MICHAEL HUGHES: If our goal is to defeat al Qaeda, which is now a virtual terrorist network spread across the world, does bogging down 100,000 American troops in Afghanistan make sense?
GEORGE FRIEDMAN: I think it doesn't make sense. However, what does make sense is to recognize that al Qaeda is a global, sparse organization that can only be fought with an intense, global covert operation. Americans are much more attracted to the idea of a conventional force fighting openly, if ineffectively, than the assassinations, renditions and interrogations that it would take to undermine al Qaeda. We want al Qaeda to come out and fight like us. It won't because it would lose. It is defining the war on its terms.
MICHAEL HUGHES: Do you believe continued U.S. military intervention in Afghanistan is truly going to make America safer?

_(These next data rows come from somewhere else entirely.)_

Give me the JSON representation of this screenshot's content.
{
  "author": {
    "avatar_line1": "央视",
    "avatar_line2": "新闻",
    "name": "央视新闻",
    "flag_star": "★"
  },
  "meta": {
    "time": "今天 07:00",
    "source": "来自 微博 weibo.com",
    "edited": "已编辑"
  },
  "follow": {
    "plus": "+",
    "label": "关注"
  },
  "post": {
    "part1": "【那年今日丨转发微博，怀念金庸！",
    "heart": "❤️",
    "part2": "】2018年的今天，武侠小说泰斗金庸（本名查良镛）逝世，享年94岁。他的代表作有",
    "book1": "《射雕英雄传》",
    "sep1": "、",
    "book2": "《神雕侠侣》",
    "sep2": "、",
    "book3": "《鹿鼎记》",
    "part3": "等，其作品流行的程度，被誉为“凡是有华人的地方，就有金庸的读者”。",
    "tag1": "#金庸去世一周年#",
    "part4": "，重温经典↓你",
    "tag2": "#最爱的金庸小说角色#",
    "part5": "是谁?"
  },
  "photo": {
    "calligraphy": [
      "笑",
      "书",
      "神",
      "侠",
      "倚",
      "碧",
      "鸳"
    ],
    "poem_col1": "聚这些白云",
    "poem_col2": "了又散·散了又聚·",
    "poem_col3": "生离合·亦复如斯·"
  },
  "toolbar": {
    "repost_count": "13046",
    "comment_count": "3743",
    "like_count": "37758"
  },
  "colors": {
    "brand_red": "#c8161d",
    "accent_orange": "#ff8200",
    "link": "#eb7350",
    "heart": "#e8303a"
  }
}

Since 2002, I have not seen Afghanistan as critical to American interests. The operations leading up to Tora Bora disrupted al Qaeda, forcing them to move to remote areas and become quite isolated. Other entities calling themselves al Qaeda started operating elsewhere. The Bush administration's strategy of a minimalist operation in Afghanistan designed simply to keep Karzai in power was probably excessive as well, but it was far more reasonable in my opinion than the current strategy.
George Friedman - Chief Executive Officer
Dr. Friedman is the CEO of STRATFOR, a global intelligence company headquartered in Austin, Texas. Dr. Friedman is the author of The Next 100 Years:A Forecast for the 21st Century which was a New York Times best seller. The paperback edition with a new preface will be released on January 26th, 2010. He is also author of numerous articles and books on international affairs, warfare and intelligence such as America's Secret War, The Future of War and The Intelligence Edge. He has recently briefed the Australian Command and Staff College, Eglin Air Force Research Laboratory, U.S. Marine Corps Command and Staff College and many other military and government organizations. Dr. Friedman often appears as an international affairs intelligence expert on CNN, Fox News, and NPR. He has been featured in Time, The New York Times Magazine and The Wall Street Journal, and is frequently quoted in USA Today, The New York Times, Fortune, and Newsweek.